Property vs Variable


#1

My second question regarding this chapter revolves around the use of properties versus a variable. In this chapter we created two properties, the begin and end points, and two variables (not properties) to hold these values. Why not use properties for the dictionary and array?

Thanks,
Jeff


#2

Basically, you use

properties: if you need to access them in a method of another class
variables: if you only need to access it within the class, where you define it


#3

Thanks, Crumble.

But why? Is there a penalty for using properties? Or is this just a programming choice like the use of camel case for names? Is it just cleaner code and less to write? Is there a reason why you can’t or shouldn’t use a property instead of a variable even if it is only accessed with its own implementation?

Jeff


#4

Since they rely on getters/setters, properties incur some run-time overhead, and they transparently send out KVO notifications.


#5

Thanks, ibex. I imagine that if there aren’t a lot of properties then the difference between @property and a variable would be minimal? Also, doesn’t @property create an instance variable internally? So I suppose there is some added overhead there as well?


#6

By overhead I meant the cost incurred by invoking getter/setter methods associated with properties. This cost can be high.

To see this, run the following example:

//  main.m

#import <Foundation/Foundation.h>

// --------------------------------------------------
//
@interface MyTiming: NSObject
+ (void)start;
+ (double)elapsedTimeInMicroSeconds;
@end

// --------------------------------------------------
//
typedef float RealNumber;

@interface ComplexNumber: NSObject

@property RealNumber realPart;
@property RealNumber imaginaryPart;

- (void)setRealPart:(RealNumber)rp imaginaryPart:(RealNumber)ip directly:(BOOL)directly;

@end

int main (int argc, const char * argv[])
{
    const int N = 1024 * 1024;
    const RealNumber r1 = arc4random_uniform (1024);
    const RealNumber r2 = arc4random_uniform (1024);

    @autoreleasepool {
        ComplexNumber *complexNumber = [[ComplexNumber alloc] init];
                
        int ic = 0;
        [MyTiming start];
        while (ic++ < N) {
            [complexNumber setRealPart:r1 imaginaryPart:r2 directly:NO];
        }
        assert (ic == (N+1));  // detecting optimizatioin tricks
        
        double elapsedTime = [MyTiming elapsedTimeInMicroSeconds];
        NSLog (@"Indirect sets took %f microseconds", elapsedTime);
        
        ic = 0;
        [MyTiming start];
        while (ic++ < N) {
            [complexNumber setRealPart:r1 imaginaryPart:r2 directly:YES];
        }
        assert (ic == (N+1));   // detecting optimizatioin tricks
        
        elapsedTime = [MyTiming elapsedTimeInMicroSeconds];
        NSLog (@"  Direct sets took %f microseconds", elapsedTime);
    }
    return 0;
}

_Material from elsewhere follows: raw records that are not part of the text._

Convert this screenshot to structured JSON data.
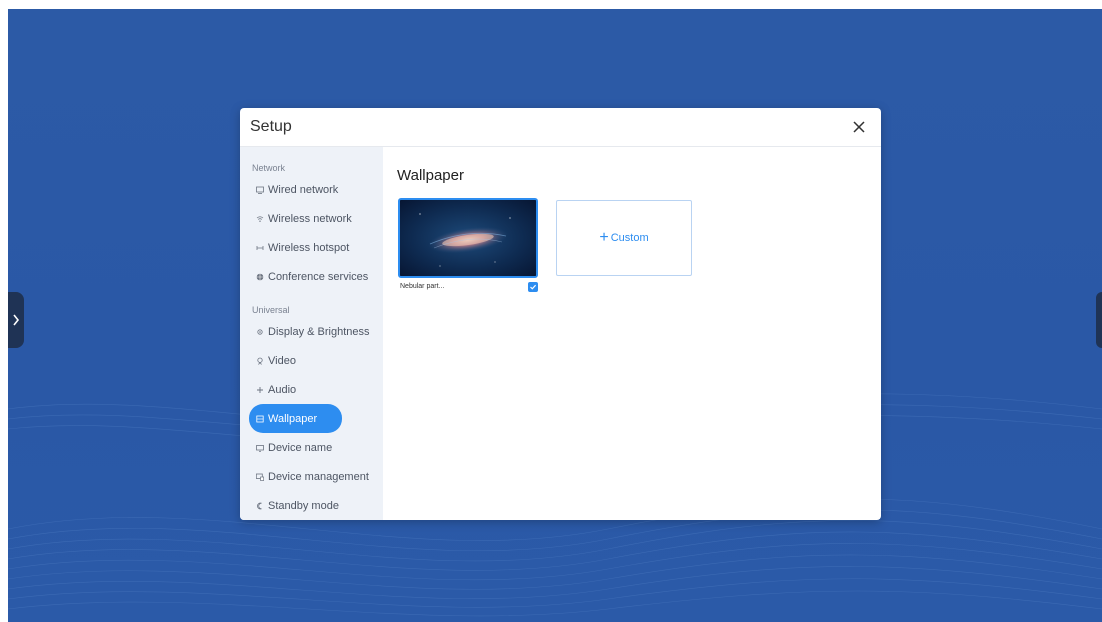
{
  "colors": {
    "background": "#2b59a6",
    "accent": "#2d8df0",
    "sidebar_bg": "#eef2f8"
  },
  "dialog": {
    "title": "Setup",
    "close_icon": "close-icon"
  },
  "sidebar": {
    "sections": [
      {
        "label": "Network",
        "items": [
          {
            "label": "Wired network",
            "icon": "monitor-icon"
          },
          {
            "label": "Wireless network",
            "icon": "wifi-icon"
          },
          {
            "label": "Wireless hotspot",
            "icon": "hotspot-icon"
          },
          {
            "label": "Conference services",
            "icon": "globe-icon"
          }
        ]
      },
      {
        "label": "Universal",
        "items": [
          {
            "label": "Display & Brightness",
            "icon": "brightness-icon"
          },
          {
            "label": "Video",
            "icon": "video-icon"
          },
          {
            "label": "Audio",
            "icon": "audio-icon"
          },
          {
            "label": "Wallpaper",
            "icon": "wallpaper-icon",
            "active": true
          },
          {
            "label": "Device name",
            "icon": "device-icon"
          },
          {
            "label": "Device management",
            "icon": "device-management-icon"
          },
          {
            "label": "Standby mode",
            "icon": "standby-icon"
          }
        ]
      }
    ]
  },
  "content": {
    "title": "Wallpaper",
    "wallpapers": [
      {
        "name": "Nebular part...",
        "selected": true
      }
    ],
    "custom_label": "Custom",
    "custom_icon": "plus-icon"
  },
  "side_tabs": {
    "left_icon": "chevron-right-icon"
  }
}
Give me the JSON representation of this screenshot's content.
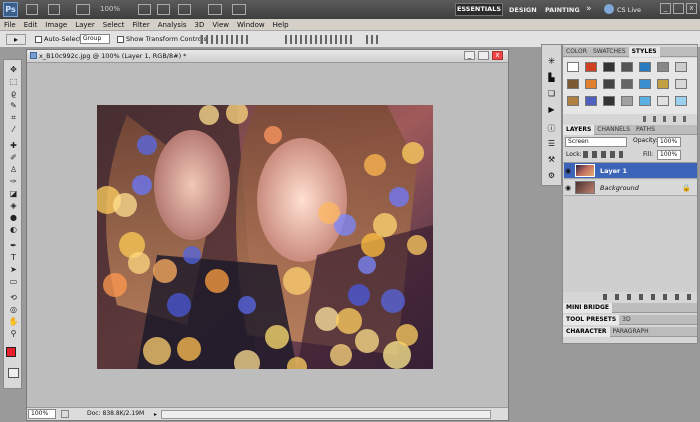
{
  "app": {
    "logo": "Ps",
    "zoom": "100%",
    "workspaces": [
      "ESSENTIALS",
      "DESIGN",
      "PAINTING"
    ],
    "more": "»",
    "cslive": "CS Live"
  },
  "menu": [
    "File",
    "Edit",
    "Image",
    "Layer",
    "Select",
    "Filter",
    "Analysis",
    "3D",
    "View",
    "Window",
    "Help"
  ],
  "options": {
    "auto_select_label": "Auto-Select:",
    "auto_select_value": "Group",
    "show_transform_label": "Show Transform Controls"
  },
  "document": {
    "title": "x_B10c992c.jpg @ 100% (Layer 1, RGB/8#) *",
    "zoom": "100%",
    "doc_info": "Doc: 838.8K/2.19M"
  },
  "swatch_panel": {
    "tabs": [
      "COLOR",
      "SWATCHES",
      "STYLES"
    ],
    "active": "STYLES"
  },
  "layers_panel": {
    "tabs": [
      "LAYERS",
      "CHANNELS",
      "PATHS"
    ],
    "blend_mode": "Screen",
    "opacity_label": "Opacity:",
    "opacity_value": "100%",
    "lock_label": "Lock:",
    "fill_label": "Fill:",
    "fill_value": "100%",
    "layers": [
      {
        "name": "Layer 1",
        "selected": true
      },
      {
        "name": "Background",
        "selected": false
      }
    ]
  },
  "collapsed_panels": {
    "mini_bridge": "MINI BRIDGE",
    "tool_presets": "TOOL PRESETS",
    "three_d": "3D",
    "character": "CHARACTER",
    "paragraph": "PARAGRAPH"
  },
  "colors": {
    "foreground": "#e5202a",
    "background": "#000000",
    "selected_layer": "#3c64b8"
  }
}
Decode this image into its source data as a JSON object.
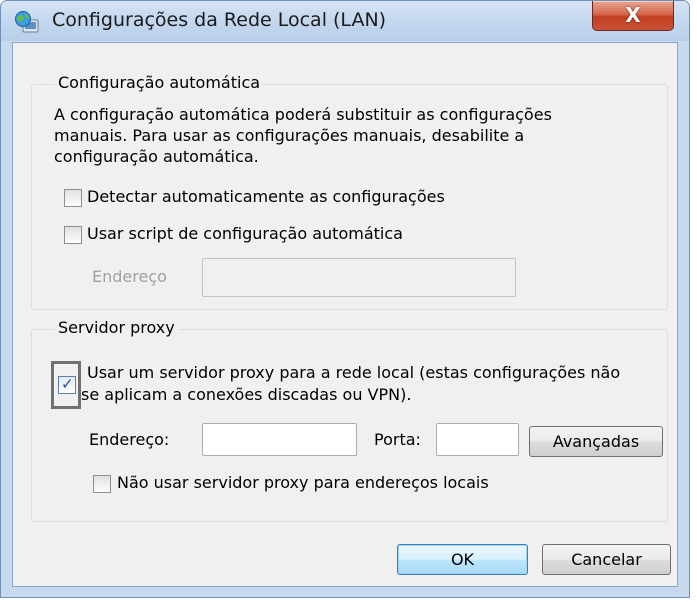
{
  "window": {
    "title": "Configurações da Rede Local (LAN)",
    "icon": "network-globe-icon",
    "close_label": "X"
  },
  "auto_config": {
    "legend": "Configuração automática",
    "description": [
      "A configuração automática poderá substituir as configurações",
      "manuais. Para usar as configurações manuais, desabilite a",
      "configuração automática."
    ],
    "detect_label": "Detectar automaticamente as configurações",
    "detect_checked": false,
    "script_label": "Usar script de configuração automática",
    "script_checked": false,
    "address_label": "Endereço",
    "address_value": ""
  },
  "proxy": {
    "legend": "Servidor proxy",
    "use_proxy_label_line1": "Usar um servidor proxy para a rede local (estas configurações não",
    "use_proxy_label_line2": "se aplicam a conexões discadas ou VPN).",
    "use_proxy_checked": true,
    "address_label": "Endereço:",
    "address_value": "",
    "port_label": "Porta:",
    "port_value": "",
    "advanced_label": "Avançadas",
    "bypass_label": "Não usar servidor proxy para endereços locais",
    "bypass_checked": false
  },
  "buttons": {
    "ok_label": "OK",
    "cancel_label": "Cancelar"
  }
}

// --------------------------------------------------
//
@implementation ComplexNumber

@synthesize realPart;
@synthesize imaginaryPart;

- (void)setRealPart:(RealNumber)rp imaginaryPart:(RealNumber)ip directly:(BOOL)directly
{
    if (directly) {
        // assign directly
        self->realPart = rp;
        self->imaginaryPart = ip;
    } else {
        // assign through properties
        self.realPart = rp;
        self.imaginaryPart = ip;
    }
}
@end

// --------------------------------------------------
//
@implementation MyTiming

#include <sys/resource.h>

static struct rusage t1;

+ (void)start
{
    getrusage (RUSAGE_SELF, &t1);    
}

+ (double)elapsedTimeInMicroSeconds;
{
    struct rusage t2;
    getrusage (RUSAGE_SELF, &t2);
    double v = ((double) (1000000)) * (double) (t2.ru_utime.tv_sec - t1.ru_utime.tv_sec)
    + (double) (t2.ru_utime.tv_usec - t1.ru_utime.tv_usec);
    return v;
}

@end

For applications that demand high performance, we have to be aware of this cost.


#7

Thanks, ibex. I like the example. I see that the @property method rakes approximately 2.7x the amount of time to execute - 27 ms vs 10 ms. Still, it is a small amount of time. If the program were large and required many calls I can see the benefit of using a simple variable. Thanks again for the code.

Another question I posted related to the separation of the model and view. In this chapter we have the view manipulating the model directly. Is this proper or am I looking at it right? Perhaps it has to work in this manner. I just thought the view controller had to, or was supposed to, play more of a central role in things. Can you shed some light on this topic?

Jeff